But that euphoria quickly vanished as investors took a more considered view of the impact the move would have on China's actual near-term demand and grew skeptical about how much Beijing would allow the yuan to rise.

Big Chinese state-owned banks kept the yuan in check on Tuesday, a day after its biggest rise since the currency was revalued in 2005, indicating Beijing will allow the currency to appreciate at a far slower pace than demanded by its critics in the West.

Japan's Nikkei <.N225> slipped 1.2 percent as foreign investors turned sellers after the benchmark powered to a one-month closing high in the previous session.

The MSCI index of Asia Pacific ex-Japan stocks <.MIAPJ0000PUS> fell 1 percent, with losses in technology <.MIAPJIT00PUS> and resources <.MIAPJMT00PUS> sectors providing the main drag. On Monday, the index had bolted 3.2 percent to a five-week high as China allowed the yuan to rise.

I don't believe China is doing this because the world is in fantastic shape and the outlook is exceedingly bright, said Emil Wolter, head of regional strategy at Royal Bank of Scotland.

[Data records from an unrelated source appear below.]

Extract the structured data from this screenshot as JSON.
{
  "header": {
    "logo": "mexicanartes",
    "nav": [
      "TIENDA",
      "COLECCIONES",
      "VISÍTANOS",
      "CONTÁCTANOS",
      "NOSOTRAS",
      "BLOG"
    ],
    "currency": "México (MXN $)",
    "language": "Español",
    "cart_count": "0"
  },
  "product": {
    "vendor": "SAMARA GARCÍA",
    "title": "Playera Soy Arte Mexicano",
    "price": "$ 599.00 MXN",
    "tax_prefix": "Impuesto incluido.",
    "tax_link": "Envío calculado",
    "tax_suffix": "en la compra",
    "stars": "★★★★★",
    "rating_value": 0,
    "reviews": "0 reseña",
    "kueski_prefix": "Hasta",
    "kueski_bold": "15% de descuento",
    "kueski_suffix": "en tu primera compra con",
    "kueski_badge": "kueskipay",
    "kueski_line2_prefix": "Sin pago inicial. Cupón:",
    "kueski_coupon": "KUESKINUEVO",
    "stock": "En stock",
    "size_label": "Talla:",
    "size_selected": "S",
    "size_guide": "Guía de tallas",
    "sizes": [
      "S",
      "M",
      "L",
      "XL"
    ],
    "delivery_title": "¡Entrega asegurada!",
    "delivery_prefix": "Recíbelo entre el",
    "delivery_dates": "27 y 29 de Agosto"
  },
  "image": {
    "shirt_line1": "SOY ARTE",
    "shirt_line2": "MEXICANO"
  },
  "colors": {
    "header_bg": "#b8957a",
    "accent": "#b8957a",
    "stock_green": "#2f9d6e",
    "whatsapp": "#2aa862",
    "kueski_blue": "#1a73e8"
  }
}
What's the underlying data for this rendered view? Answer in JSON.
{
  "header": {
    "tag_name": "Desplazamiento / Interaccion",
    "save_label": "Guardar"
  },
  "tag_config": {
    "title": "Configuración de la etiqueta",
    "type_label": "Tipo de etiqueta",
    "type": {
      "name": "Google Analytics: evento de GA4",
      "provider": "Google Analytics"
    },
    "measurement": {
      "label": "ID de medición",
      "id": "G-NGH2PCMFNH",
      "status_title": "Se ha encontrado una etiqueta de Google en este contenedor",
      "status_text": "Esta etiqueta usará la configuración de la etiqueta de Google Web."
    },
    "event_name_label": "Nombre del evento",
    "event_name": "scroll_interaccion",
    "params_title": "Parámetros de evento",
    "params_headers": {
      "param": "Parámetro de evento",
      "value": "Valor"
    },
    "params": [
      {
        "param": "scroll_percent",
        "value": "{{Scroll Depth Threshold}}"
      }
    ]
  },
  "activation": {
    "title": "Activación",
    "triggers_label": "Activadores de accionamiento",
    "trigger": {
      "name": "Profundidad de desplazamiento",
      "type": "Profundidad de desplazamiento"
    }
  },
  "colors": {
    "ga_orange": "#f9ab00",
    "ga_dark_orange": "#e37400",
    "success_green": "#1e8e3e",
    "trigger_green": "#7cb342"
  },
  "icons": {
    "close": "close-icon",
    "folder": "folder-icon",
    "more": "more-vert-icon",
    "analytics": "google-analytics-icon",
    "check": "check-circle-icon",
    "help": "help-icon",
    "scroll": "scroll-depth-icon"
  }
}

They are doing it for political reasons, he said referring to a meeting later this week of leaders of the Group of 20 leading industrialized and developing economies in Canada, where global trade imbalances are expected to be a key issue.

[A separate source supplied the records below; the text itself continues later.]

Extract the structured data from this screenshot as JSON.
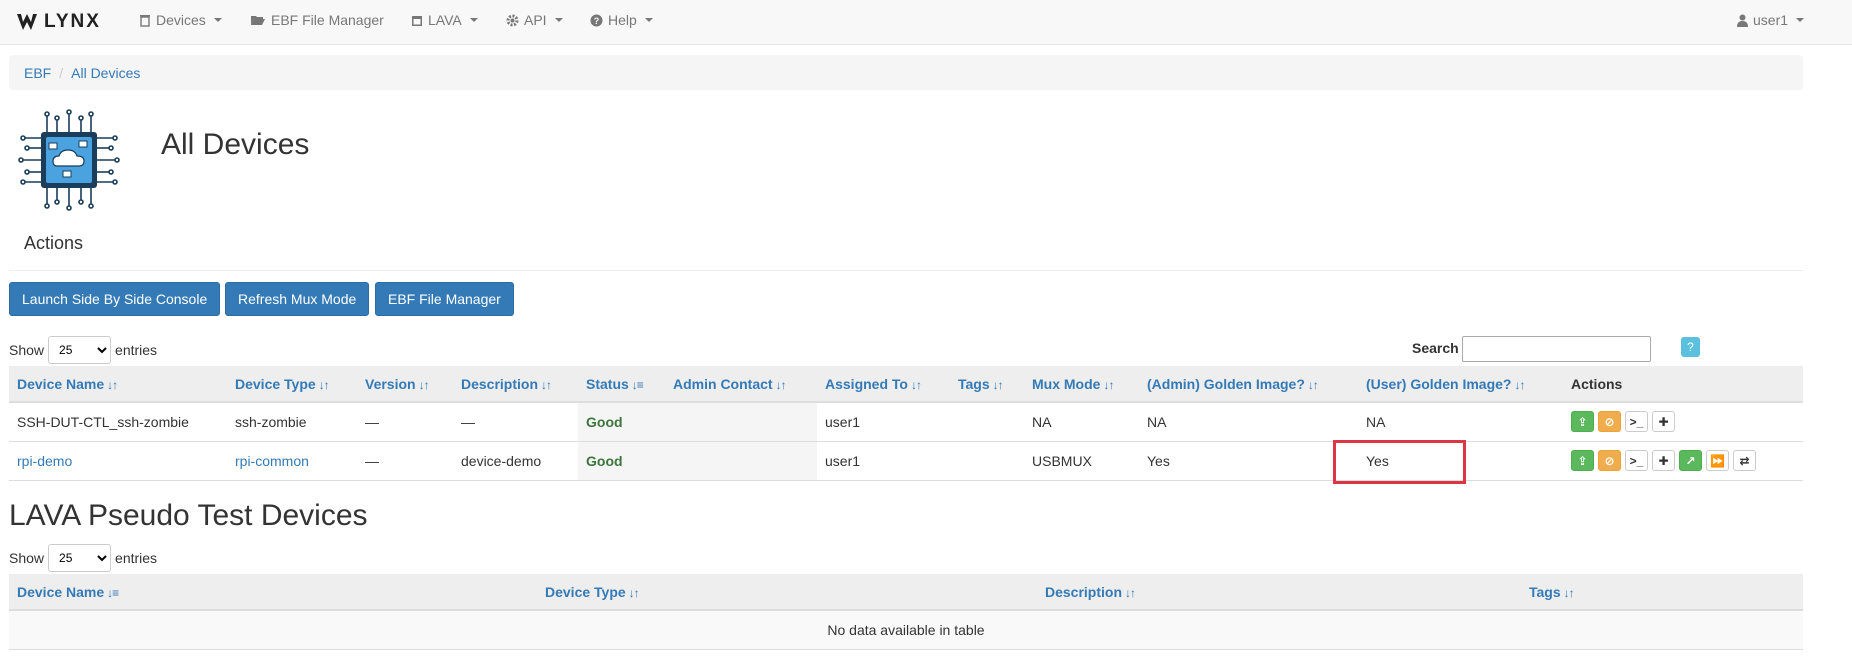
{
  "navbar": {
    "brand": "LYNX",
    "items": [
      {
        "label": "Devices",
        "icon": "trash-icon"
      },
      {
        "label": "EBF File Manager",
        "icon": "folder-open-icon"
      },
      {
        "label": "LAVA",
        "icon": "calendar-icon"
      },
      {
        "label": "API",
        "icon": "gear-icon"
      },
      {
        "label": "Help",
        "icon": "question-circle-icon"
      }
    ],
    "user": "user1"
  },
  "breadcrumb": [
    "EBF",
    "All Devices"
  ],
  "page": {
    "title": "All Devices",
    "actions_heading": "Actions",
    "buttons": [
      "Launch Side By Side Console",
      "Refresh Mux Mode",
      "EBF File Manager"
    ]
  },
  "devices_table": {
    "show_label": "Show",
    "entries_label": "entries",
    "page_size": "25",
    "search_label": "Search",
    "help_label": "?",
    "columns": [
      "Device Name",
      "Device Type",
      "Version",
      "Description",
      "Status",
      "Admin Contact",
      "Assigned To",
      "Tags",
      "Mux Mode",
      "(Admin) Golden Image?",
      "(User) Golden Image?",
      "Actions"
    ],
    "rows": [
      {
        "name": "SSH-DUT-CTL_ssh-zombie",
        "type": "ssh-zombie",
        "version": "—",
        "description": "—",
        "status": "Good",
        "admin_contact": "",
        "assigned_to": "user1",
        "tags": "",
        "mux_mode": "NA",
        "admin_golden": "NA",
        "user_golden": "NA"
      },
      {
        "name": "rpi-demo",
        "type": "rpi-common",
        "version": "—",
        "description": "device-demo",
        "status": "Good",
        "admin_contact": "",
        "assigned_to": "user1",
        "tags": "",
        "mux_mode": "USBMUX",
        "admin_golden": "Yes",
        "user_golden": "Yes"
      }
    ]
  },
  "lava_section": {
    "title": "LAVA Pseudo Test Devices",
    "show_label": "Show",
    "entries_label": "entries",
    "page_size": "25",
    "columns": [
      "Device Name",
      "Device Type",
      "Description",
      "Tags"
    ],
    "empty_message": "No data available in table"
  },
  "colors": {
    "primary": "#337ab7",
    "success": "#5cb85c",
    "warning": "#f0ad4e",
    "info": "#5bc0de",
    "status_good": "#3c763d",
    "highlight": "#dc3545"
  }
}
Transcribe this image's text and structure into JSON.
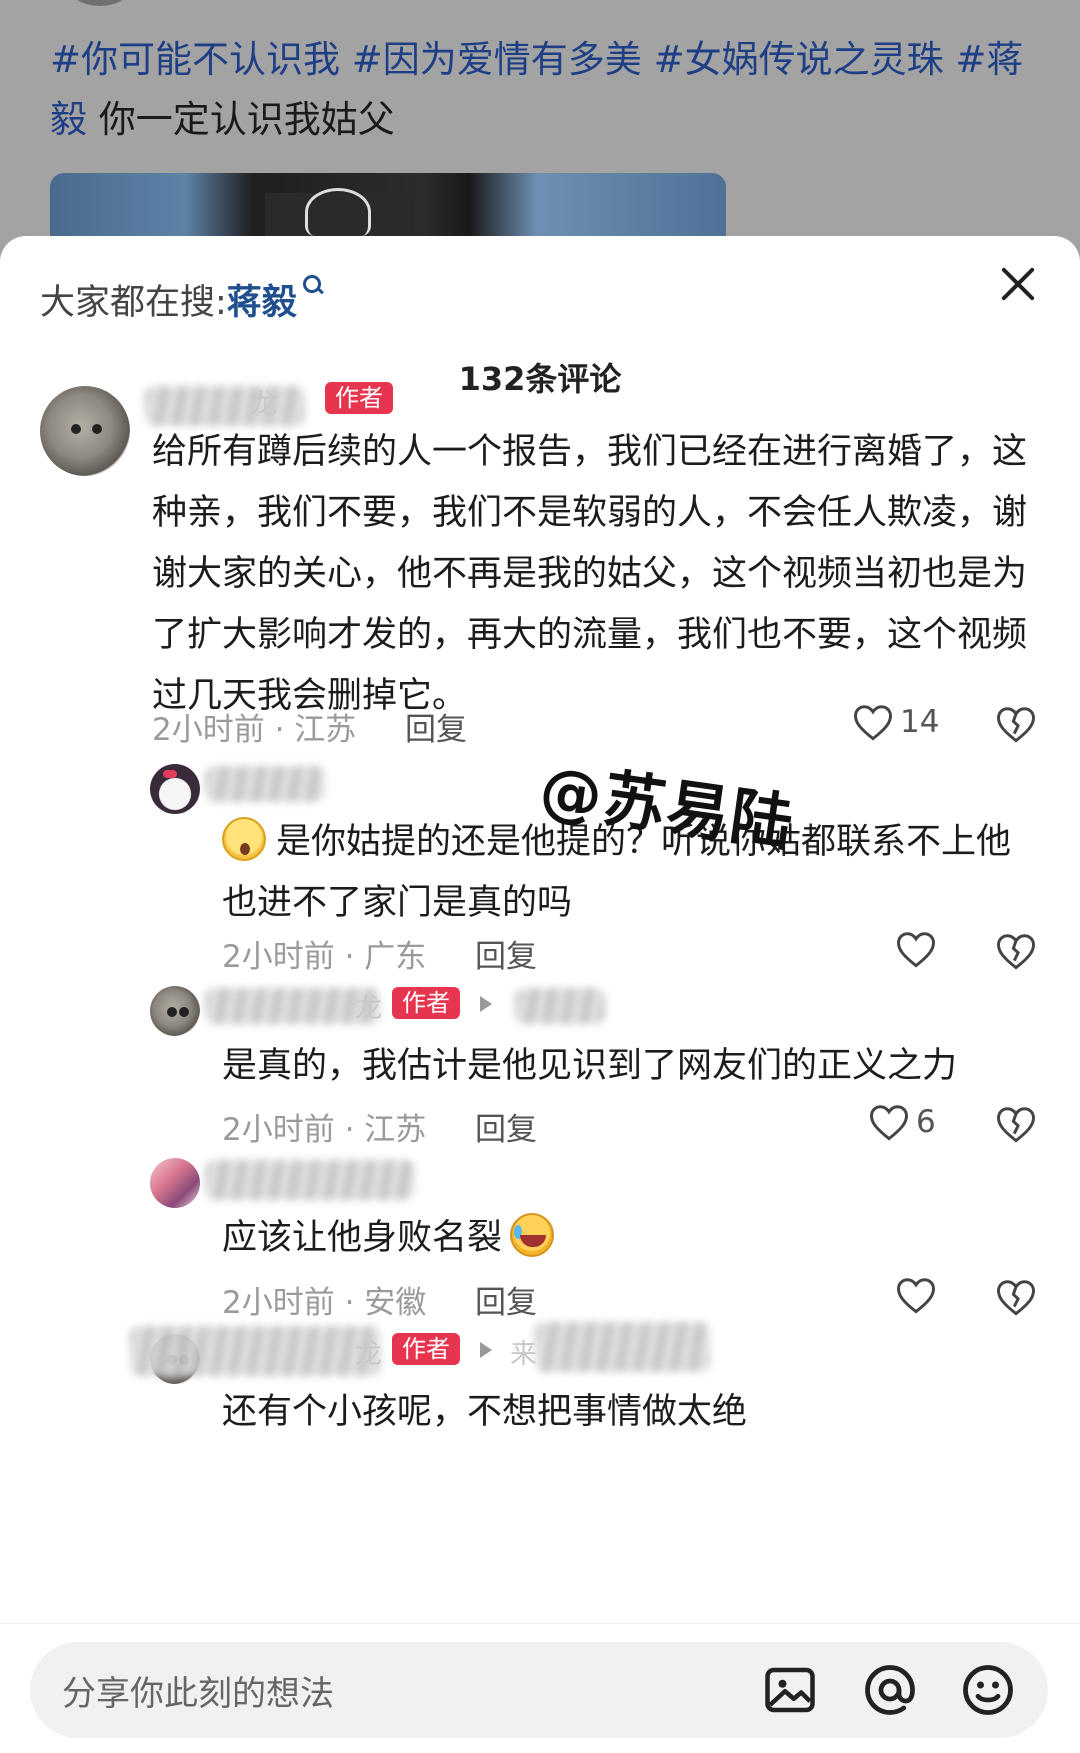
{
  "post": {
    "tags": [
      "#你可能不认识我",
      "#因为爱情有多美",
      "#女娲传说之灵珠",
      "#蒋"
    ],
    "tail_tag": "毅",
    "text": "你一定认识我姑父"
  },
  "sheet": {
    "search_prefix": "大家都在搜:",
    "search_keyword": "蒋毅",
    "comment_count": "132条评论"
  },
  "comments": [
    {
      "name_visible": "龙",
      "badge": "作者",
      "text": "给所有蹲后续的人一个报告，我们已经在进行离婚了，这种亲，我们不要，我们不是软弱的人，不会任人欺凌，谢谢大家的关心，他不再是我的姑父，这个视频当初也是为了扩大影响才发的，再大的流量，我们也不要，这个视频过几天我会删掉它。",
      "meta": "2小时前 · 江苏",
      "reply": "回复",
      "likes": "14"
    },
    {
      "text": "是你姑提的还是他提的？听说你姑都联系不上他 也进不了家门是真的吗",
      "meta": "2小时前 · 广东",
      "reply": "回复",
      "likes": ""
    },
    {
      "name_visible": "龙",
      "badge": "作者",
      "text": "是真的，我估计是他见识到了网友们的正义之力",
      "meta": "2小时前 · 江苏",
      "reply": "回复",
      "likes": "6"
    },
    {
      "text": "应该让他身败名裂",
      "meta": "2小时前 · 安徽",
      "reply": "回复",
      "likes": ""
    },
    {
      "name_visible": "龙",
      "badge": "作者",
      "reply_to_visible": "来",
      "text": "还有个小孩呢，不想把事情做太绝"
    }
  ],
  "watermark": "@苏易陆",
  "input": {
    "placeholder": "分享你此刻的想法"
  },
  "icons": [
    "close-icon",
    "search-icon",
    "heart-icon",
    "dislike-heart-icon",
    "image-icon",
    "at-icon",
    "emoji-icon"
  ],
  "colors": {
    "tag": "#1e3f86",
    "keyword": "#1f4f8f",
    "author_badge": "#e8354f"
  }
}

Wolter said China's announcement on the yuan was a welcome respite for markets after the worst May in 12 years, which had seen investors take substantial short positions. The size of the gains on Monday may have been amplified as traders scrambled to close out such bets against the market.

Sell in May and go away is an old stock market adage which refers to the seasonal weakness in shares.

Attention will also be focused on whether the U.S. Federal Reserve will reiterate its commitment to keeping interest rates exceptionally low for an extended period at the end of its two-day meeting on Wednesday.


China's central bank set the yuan's daily mid-point at 6.7980 against the dollar on Tuesday, the highest level since the yuan's revaluation in July 2005, signaling it could allow the yuan to rise further.

But the move gave markets only a brief respite from early selling pressure as the spot rate soon fell. The yuan rose to as high as 6.7900 in early trade, up 0.11 percent from Monday, when it jumped nearly 0.5 percent. But by afternoon it had slipped 0.35 percent.

Tuesday's fixing initially reignited demand for riskier currency trades, with the Australian dollar and the euro jumping to the day's high against the dollar. But again the rise was short-lived and by afternoon the euro dipped 0.27 percent to $1.2289.

The Australian dollar rose as high as $0.8834, up from around $0.8765 just before the mid-point was announced. The Australian dollar then dipped and by afternoon it was flat.

Investors are growing more cautious on the view that the magnitude of the yuan's new flexibility may not be as big as the market had earlier hoped, said Lee Sun-yeb, a market analyst at Shinhan Investment Corporation in Seoul.

It seems the market is taking a bit of breather following its recent sharp gains, as it nears the earlier highs. Foreign buying has also halted.

Analysts expect more volatility ahead as markets test how much yuan appreciation Beijing is willing to stomach.

The authorities want to say they are showing a more hands off approach and more flexibility in the markets, but the reality is they are introducing more intraday volatility in the market, said Craig Chan, senior FX strategist at Nomura International.

(Additional reporting by Saikat Chatterjee in HONG KONG and Jungyoun Park in SEOUL; Editing by Kim Coghill)